What was the case about?
At its heart, the dispute in the IBM case relates to alleged unlawful use of certain software which is licensed to owners of IBM mainframe computers to enable them to run various applications on that hardware.
IBM’s licensing structure
The IP rights in the software are owned by IBM Corp (a US company). IBM Corp licenses that software on a non-exclusive basis to its subsidiaries around the world who then further license it to operators of IBM mainframes.
In this case, IBM Corp granted IBM UK (an indirect, wholly owned subsidiary) a non-exclusive licence of the software. IBM UK then granted a sub-licence to Winsopia to use the software in the UK under the terms of an IBM Customer Agreement (the “ICA”). The ICA contained an exclusive jurisdiction clause in favour of the English courts.
Alleged breach of licence: IBM UK and US sue
IBM UK claim that Winsopia went on to breach the ICA by misusing the software in developing, or causing to be developed, a product referred to as “SDM” (Software Defined Mainframe) which was marketed by two related companies (LZLABS Ltd and LZLABS GmbH).
IBM did not like the fact that SDM effectively helped users to migrate off IBM’s hardware as it enabled applications which were designed to be used on IBM mainframes to be used on non-mainframe computers. IBM UK therefore terminated the ICA and sued Winsopia for breach of contract in the English courts.
A short while later, IBM Corp brought proceedings against LZLABS GmbH and another company in the US for infringement of IBM Corp’s US IP and trade secret rights in the software. IBM UK and Winsopia are not party to those proceedings.
Keen to avoid fighting on two fronts, Winsopia and LZLABS GmbH applied to the English courts for:
- permission to join IBM Corp to the English proceedings; and
- interim anti-suit injunctions against both IBM UK and IBM Corp in relation to the US proceedings.
IBM Corp challenged the applications on the basis of jurisdiction.
Did the English courts have Jurisdiction?
In determining whether the English courts had jurisdiction, one of the key issues was whether IBM Corp was bound by the exclusive jurisdiction clause set out in the ICA. IBM Corp was not a party to the ICA and there was nothing expressly stated in it to suggest that IBM Corp would otherwise be bound by the jurisdiction clause.
Winsopia and LZLABS GmbH attempted to argue that IBM Corp was nevertheless bound by the jurisdiction clause on the grounds of agency, collateral agreement or estoppel, but on the facts all of these attempts failed. Even if the Court was wrong about that (i.e. if the clause was binding on IBM Corp), it considered that the US proceedings would not be covered in any event.
As IBM Corp was not bound by the jurisdiction clause, attempts to establish jurisdiction on the basis of that clause therefore failed. Attempts using other jurisdictional gateways by which the English courts can accept jurisdiction (e.g. on the basis that IBM Corp was a ‘necessary and proper party’ to the English proceedings) also failed and so all of the defendants’ applications were rejected and LZLABS GmbH was left to continue fighting in both the UK and US.

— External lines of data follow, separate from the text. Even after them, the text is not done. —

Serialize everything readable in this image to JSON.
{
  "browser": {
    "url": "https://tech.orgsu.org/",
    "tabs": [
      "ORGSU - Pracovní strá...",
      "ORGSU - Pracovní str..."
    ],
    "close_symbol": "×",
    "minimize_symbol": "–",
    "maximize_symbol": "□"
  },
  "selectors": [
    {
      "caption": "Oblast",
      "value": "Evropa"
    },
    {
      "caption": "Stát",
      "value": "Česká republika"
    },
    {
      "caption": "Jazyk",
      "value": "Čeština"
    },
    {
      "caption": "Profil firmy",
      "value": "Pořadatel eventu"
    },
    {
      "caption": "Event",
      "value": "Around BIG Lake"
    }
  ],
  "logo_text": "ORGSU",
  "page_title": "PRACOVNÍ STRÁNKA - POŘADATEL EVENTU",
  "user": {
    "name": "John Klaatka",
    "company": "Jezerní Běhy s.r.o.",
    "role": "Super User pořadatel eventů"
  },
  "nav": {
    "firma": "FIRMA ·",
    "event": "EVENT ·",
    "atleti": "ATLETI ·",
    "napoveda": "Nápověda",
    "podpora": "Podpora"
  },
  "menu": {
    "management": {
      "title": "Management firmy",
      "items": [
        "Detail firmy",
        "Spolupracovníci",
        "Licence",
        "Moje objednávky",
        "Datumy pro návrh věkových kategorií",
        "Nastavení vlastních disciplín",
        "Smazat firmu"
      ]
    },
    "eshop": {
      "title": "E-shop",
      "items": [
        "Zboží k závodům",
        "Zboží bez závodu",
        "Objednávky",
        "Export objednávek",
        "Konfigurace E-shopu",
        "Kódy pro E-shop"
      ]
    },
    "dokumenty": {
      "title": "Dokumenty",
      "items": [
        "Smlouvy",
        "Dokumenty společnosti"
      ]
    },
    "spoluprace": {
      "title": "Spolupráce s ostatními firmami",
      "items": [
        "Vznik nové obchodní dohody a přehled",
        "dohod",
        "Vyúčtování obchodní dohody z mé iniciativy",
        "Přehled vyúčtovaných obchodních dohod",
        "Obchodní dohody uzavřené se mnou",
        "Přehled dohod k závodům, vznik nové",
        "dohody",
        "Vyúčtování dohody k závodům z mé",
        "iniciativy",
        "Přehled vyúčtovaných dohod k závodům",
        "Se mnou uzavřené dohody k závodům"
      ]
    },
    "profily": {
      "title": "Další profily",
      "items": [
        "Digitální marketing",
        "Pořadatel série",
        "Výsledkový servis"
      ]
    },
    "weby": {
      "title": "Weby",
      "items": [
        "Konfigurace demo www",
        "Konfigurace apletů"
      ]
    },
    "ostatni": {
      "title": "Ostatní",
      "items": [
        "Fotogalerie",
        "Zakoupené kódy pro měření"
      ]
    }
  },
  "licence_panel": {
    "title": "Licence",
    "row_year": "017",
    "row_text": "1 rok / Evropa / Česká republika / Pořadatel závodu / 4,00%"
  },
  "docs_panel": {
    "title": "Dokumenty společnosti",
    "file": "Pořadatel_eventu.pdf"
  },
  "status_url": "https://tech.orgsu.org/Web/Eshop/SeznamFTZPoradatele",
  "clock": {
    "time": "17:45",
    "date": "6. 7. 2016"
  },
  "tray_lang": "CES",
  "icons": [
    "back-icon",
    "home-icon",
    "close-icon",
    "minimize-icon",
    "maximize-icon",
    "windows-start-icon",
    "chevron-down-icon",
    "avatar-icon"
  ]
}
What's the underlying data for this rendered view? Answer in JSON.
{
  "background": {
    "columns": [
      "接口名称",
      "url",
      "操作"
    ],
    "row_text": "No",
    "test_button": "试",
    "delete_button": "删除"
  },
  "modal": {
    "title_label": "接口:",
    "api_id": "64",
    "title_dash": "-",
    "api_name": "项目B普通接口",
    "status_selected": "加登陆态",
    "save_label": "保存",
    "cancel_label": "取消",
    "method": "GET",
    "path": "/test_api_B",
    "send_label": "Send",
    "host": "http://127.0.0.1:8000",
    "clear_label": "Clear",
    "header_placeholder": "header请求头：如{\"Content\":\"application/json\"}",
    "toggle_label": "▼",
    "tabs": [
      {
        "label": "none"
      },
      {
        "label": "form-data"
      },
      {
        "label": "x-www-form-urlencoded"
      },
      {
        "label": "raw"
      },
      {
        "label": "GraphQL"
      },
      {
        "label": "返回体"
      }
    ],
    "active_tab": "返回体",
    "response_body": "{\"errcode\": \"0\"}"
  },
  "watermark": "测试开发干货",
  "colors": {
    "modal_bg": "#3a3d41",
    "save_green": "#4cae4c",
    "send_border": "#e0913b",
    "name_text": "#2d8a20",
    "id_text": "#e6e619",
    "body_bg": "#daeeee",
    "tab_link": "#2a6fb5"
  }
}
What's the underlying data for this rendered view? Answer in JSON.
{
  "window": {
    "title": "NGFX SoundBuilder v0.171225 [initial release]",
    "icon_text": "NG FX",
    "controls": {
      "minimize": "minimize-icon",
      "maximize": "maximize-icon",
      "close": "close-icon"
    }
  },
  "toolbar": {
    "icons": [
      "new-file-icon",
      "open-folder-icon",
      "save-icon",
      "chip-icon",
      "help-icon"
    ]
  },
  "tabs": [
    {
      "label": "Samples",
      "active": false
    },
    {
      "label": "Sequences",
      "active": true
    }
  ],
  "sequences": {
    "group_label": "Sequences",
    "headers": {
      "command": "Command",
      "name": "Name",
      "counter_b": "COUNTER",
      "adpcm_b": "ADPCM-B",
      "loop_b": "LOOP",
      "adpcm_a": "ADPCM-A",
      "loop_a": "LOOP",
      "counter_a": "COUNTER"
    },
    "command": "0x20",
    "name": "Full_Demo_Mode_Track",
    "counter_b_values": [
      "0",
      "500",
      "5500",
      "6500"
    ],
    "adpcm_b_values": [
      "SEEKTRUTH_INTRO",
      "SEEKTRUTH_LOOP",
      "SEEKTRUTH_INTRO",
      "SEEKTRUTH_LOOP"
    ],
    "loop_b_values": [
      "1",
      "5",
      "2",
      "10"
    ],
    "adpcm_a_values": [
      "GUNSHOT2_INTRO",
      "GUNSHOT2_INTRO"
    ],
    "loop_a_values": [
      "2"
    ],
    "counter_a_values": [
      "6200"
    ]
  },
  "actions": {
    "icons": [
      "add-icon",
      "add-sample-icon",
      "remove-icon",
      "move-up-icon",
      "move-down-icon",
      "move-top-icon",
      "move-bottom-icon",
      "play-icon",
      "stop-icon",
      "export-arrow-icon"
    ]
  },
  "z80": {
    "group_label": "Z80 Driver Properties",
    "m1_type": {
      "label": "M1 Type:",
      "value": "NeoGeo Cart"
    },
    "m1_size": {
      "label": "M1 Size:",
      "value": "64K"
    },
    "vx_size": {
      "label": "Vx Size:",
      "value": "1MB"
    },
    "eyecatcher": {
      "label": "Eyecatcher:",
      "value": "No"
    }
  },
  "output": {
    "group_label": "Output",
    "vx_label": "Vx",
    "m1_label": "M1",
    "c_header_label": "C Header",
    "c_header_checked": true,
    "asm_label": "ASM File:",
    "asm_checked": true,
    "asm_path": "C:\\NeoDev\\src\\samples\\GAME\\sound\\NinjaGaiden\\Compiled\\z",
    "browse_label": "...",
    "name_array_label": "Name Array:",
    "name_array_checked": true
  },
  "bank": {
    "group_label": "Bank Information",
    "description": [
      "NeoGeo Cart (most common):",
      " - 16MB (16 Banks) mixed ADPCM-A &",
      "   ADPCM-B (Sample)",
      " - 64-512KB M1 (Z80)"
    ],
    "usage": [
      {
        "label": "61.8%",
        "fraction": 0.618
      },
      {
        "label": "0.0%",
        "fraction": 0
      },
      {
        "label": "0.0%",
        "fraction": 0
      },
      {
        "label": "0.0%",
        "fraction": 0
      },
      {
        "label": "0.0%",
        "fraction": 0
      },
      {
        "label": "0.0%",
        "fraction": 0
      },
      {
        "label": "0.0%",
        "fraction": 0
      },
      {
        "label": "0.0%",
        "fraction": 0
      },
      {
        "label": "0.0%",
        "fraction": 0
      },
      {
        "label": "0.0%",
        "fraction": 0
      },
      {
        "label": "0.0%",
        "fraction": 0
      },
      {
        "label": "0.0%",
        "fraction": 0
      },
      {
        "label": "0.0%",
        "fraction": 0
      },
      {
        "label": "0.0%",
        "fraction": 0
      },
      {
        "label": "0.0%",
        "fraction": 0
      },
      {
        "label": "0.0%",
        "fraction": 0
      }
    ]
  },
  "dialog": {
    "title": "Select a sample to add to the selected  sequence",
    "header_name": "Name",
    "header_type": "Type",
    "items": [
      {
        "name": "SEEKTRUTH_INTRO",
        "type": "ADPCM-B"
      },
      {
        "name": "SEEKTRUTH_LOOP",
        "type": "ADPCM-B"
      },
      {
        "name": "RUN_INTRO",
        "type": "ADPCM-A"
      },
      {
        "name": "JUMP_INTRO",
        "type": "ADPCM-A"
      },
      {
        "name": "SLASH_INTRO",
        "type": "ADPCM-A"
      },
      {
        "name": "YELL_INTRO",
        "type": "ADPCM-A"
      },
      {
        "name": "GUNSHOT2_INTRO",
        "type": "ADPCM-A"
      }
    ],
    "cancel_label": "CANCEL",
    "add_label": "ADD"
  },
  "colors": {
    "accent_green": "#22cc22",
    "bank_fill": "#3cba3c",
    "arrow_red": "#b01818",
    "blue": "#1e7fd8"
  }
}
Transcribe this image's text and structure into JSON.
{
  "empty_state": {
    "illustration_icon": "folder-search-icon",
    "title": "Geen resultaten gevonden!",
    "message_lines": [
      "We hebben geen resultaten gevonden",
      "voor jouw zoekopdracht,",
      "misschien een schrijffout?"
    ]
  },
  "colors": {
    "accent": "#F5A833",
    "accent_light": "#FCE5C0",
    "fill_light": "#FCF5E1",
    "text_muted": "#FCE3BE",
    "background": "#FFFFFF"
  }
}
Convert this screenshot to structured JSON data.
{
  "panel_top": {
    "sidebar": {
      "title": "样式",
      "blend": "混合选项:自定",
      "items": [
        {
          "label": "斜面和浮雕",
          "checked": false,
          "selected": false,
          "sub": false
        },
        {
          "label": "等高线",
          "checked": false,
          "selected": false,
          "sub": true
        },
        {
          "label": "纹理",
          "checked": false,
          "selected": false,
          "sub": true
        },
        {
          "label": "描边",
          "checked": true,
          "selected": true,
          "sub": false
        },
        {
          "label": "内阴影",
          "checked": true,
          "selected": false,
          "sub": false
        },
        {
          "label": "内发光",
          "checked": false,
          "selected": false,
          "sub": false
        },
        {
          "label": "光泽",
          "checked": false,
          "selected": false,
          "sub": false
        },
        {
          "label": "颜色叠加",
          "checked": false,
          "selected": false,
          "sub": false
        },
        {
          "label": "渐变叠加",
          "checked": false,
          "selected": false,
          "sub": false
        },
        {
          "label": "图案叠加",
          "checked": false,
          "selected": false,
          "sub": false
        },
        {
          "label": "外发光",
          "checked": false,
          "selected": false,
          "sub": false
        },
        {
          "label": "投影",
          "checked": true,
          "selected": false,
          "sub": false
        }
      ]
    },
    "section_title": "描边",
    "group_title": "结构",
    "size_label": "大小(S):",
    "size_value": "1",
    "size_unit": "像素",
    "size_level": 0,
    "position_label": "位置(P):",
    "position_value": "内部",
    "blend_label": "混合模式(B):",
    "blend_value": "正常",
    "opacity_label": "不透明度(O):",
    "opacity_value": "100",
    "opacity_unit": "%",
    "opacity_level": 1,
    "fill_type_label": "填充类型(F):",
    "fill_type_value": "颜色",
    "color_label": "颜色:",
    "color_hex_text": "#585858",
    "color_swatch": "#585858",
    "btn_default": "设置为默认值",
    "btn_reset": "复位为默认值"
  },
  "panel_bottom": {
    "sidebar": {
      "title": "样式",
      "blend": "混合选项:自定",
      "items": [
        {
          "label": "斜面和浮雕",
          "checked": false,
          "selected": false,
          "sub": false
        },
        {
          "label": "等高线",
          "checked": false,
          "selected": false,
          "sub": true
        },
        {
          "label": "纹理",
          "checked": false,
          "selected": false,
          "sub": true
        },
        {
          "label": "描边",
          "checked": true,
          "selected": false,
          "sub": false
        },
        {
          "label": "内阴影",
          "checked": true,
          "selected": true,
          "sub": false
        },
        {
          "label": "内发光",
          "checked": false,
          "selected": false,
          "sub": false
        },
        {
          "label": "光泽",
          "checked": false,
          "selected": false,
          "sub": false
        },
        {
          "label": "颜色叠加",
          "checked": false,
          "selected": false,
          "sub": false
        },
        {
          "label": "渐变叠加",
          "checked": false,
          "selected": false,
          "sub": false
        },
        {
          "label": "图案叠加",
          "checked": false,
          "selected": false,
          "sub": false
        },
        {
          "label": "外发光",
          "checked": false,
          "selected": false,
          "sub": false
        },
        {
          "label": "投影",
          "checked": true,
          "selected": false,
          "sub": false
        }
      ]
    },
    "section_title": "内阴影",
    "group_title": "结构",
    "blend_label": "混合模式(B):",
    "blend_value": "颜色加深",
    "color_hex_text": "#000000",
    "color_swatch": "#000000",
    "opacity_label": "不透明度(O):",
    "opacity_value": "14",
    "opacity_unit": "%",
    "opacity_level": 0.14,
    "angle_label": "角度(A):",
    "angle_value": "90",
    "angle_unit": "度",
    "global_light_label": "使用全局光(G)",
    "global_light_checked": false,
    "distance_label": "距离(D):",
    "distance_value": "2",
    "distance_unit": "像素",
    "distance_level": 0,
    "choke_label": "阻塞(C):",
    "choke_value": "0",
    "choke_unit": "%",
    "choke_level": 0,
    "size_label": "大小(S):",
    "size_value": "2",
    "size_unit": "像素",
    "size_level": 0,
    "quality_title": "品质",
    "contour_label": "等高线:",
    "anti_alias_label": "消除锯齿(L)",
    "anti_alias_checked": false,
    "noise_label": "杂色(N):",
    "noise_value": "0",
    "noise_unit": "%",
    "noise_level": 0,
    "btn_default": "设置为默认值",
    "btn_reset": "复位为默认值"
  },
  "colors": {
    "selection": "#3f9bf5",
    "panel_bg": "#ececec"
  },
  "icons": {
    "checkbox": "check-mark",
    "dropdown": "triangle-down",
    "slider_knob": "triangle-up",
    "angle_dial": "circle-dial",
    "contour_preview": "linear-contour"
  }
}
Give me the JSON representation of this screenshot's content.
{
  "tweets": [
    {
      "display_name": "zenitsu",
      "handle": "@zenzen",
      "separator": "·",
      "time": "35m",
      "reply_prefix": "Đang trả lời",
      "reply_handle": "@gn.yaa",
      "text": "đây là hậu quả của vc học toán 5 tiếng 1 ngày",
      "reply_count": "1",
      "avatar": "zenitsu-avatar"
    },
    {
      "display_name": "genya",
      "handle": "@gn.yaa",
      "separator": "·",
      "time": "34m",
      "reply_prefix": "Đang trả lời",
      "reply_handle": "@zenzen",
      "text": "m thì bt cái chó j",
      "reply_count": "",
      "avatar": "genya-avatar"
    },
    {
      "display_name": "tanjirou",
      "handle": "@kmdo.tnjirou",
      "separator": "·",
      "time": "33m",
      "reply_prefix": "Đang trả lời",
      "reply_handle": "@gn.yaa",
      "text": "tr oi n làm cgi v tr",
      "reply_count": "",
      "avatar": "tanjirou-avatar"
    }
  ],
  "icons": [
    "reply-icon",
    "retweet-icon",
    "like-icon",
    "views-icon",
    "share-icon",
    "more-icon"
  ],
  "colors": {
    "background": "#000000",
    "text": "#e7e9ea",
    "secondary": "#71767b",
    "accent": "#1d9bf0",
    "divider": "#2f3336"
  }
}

Many big IT companies are headquartered outside the UK and operate complex global licensing structures to ‘sell’ their software around the world. As a customer, you are likely to be contracting with the supplier’s local entity (IBM UK in this example) and will therefore be reliant on contractual provisions, such as exclusive jurisdiction clauses, to provide you with comfort around where you could be sued. However, this case highlights the limits of such clauses and the fact that in some circumstances it may be very difficult, if not impossible, to avoid litigating in multiple jurisdictions.
One of the key issues was that IBM Corp was not a party to the ICA and neither for that matter were either of the defendants in the US proceedings. That left Winsopia and LZLABS GmbH fighting an uphill battle. Despite some novel arguments being put forward, particularly around agency, the Court was not persuaded. Whilst there may be ways to try to mitigate the risk of a relevant party not being bound by an exclusive jurisdiction clause (e.g. by making the IP owning entity party to the agreement or potentially making it expressly clear that the licensor is entering into the agreement as agent for the IP owning entity) that alone may not be sufficient. In the present case, the Court concluded that the US proceedings wouldn’t have been covered by the jurisdiction clause even if IBM Corp was bound by it.
This all serves as a stark reminder that exclusive jurisdiction clauses are not simple boilerplate that can be glanced over, particularly when licensing software or other IP. They need to be carefully considered and their implications and limitations understood.